Verma, a health policy consultant, worked with Vice President-elect Mike Pence, current governor of Indiana, to design Medicaid expansion in the state. The expansion, which consisted of eligibility criteria that allowed more people to qualify, was a component of Obamacare that many Republican governors like Pence took advantage of in their states — even while Congressional Republicans railed against it. The official GOP platform on health care calls for ending the expansion, replacing it with a block grant or per-capita allotment to states which are then responsible for controlling program costs. People who no longer qualify for Medicaid would, according to the plan, be able to afford insurance by receiving a monthly tax credit.
Though Verma advised Pence and other Republican governors who implemented the voluntary expansion in their states under Obamacare, we shouldn't think that means she'll necessarily fight to keep more people eligible for Medicaid. As Politico reported, part of her advisory work has been encouraging governors to include work requirements in their eligibility criteria, as well as bolstering the role of health savings accounts, two staples of the Republican platform on health care.
Work requirements deny eligibility to people who are deemed able-bodied but can't prove that they are working, actively seeking employment, or undergoing training or education for work. Health savings accounts allow people to put money into accounts for future health care needs without incurring taxes on that income.
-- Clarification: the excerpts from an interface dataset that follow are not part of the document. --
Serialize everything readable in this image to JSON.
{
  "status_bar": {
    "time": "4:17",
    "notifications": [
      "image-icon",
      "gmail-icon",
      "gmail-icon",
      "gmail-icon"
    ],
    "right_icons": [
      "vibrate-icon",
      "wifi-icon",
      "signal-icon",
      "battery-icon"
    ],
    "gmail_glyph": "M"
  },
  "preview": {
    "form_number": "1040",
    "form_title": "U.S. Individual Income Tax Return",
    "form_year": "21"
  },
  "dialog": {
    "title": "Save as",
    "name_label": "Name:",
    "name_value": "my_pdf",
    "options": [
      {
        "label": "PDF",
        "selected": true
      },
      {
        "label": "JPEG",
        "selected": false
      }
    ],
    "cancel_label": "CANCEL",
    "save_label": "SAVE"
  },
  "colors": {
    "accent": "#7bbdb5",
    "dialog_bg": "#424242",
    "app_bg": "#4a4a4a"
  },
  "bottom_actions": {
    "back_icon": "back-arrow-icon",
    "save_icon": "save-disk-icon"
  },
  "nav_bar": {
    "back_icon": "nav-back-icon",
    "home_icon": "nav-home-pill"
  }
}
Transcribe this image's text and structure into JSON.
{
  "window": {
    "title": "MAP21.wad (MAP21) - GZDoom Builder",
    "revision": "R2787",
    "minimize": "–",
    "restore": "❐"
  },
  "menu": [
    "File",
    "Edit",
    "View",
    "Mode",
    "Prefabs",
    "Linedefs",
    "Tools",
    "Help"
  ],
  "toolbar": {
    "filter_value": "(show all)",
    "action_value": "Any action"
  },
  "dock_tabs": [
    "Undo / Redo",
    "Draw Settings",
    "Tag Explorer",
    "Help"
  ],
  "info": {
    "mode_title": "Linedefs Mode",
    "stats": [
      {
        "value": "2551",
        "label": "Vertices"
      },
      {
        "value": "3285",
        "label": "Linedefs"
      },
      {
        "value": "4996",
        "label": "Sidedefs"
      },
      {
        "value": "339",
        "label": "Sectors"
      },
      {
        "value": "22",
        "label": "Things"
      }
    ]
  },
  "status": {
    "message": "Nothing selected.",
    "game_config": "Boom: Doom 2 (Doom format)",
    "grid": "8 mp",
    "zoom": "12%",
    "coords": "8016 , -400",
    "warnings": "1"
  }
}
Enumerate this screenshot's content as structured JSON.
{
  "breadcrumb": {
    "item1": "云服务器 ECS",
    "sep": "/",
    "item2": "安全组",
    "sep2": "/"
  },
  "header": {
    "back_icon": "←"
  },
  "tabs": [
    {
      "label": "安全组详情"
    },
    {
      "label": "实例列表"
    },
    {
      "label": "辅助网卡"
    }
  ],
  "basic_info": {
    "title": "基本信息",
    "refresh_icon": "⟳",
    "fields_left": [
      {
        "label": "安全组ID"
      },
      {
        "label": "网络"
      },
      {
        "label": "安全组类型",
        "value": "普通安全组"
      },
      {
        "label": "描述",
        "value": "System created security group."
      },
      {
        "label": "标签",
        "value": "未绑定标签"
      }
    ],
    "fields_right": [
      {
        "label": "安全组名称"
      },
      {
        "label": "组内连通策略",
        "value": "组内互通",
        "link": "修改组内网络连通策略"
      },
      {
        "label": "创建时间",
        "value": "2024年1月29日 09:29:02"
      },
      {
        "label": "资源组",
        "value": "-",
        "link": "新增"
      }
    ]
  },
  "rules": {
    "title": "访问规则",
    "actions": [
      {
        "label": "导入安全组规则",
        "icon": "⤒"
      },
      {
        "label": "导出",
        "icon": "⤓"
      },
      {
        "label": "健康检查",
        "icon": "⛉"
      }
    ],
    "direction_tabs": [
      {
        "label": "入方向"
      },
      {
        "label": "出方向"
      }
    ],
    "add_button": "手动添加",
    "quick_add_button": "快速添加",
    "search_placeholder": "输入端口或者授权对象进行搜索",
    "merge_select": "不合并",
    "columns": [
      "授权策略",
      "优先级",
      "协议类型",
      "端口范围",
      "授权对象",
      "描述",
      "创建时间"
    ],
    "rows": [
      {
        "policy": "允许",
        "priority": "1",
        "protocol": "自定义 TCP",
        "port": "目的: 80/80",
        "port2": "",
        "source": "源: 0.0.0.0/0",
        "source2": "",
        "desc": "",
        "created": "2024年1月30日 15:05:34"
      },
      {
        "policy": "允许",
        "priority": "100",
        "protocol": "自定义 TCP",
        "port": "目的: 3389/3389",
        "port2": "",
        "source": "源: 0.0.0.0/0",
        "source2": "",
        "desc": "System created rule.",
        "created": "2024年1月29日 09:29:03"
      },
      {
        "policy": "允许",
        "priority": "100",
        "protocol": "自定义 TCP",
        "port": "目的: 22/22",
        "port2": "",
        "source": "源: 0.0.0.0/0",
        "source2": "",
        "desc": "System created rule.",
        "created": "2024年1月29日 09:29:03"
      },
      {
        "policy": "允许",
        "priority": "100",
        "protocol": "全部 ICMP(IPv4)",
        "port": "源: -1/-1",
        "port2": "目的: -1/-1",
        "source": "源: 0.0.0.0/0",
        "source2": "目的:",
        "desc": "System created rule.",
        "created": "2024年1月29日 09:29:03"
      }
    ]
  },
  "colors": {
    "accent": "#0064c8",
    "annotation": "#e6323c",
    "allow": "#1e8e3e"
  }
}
We won't have a clear idea of what the GOP plan for Medicaid, and for health care more broadly, will mean for Americans for at least a year, as the repeal legislation will almost certainly involve a transition period. But with Verma in a key position to influence the repeal and replacement of Obamacare, I strongly suspect we can expect Medicaid eligibility criteria to tighten and for greater emphasis to be placed on personal savings than on federal funding, especially since Congressional Republicans back such provisions.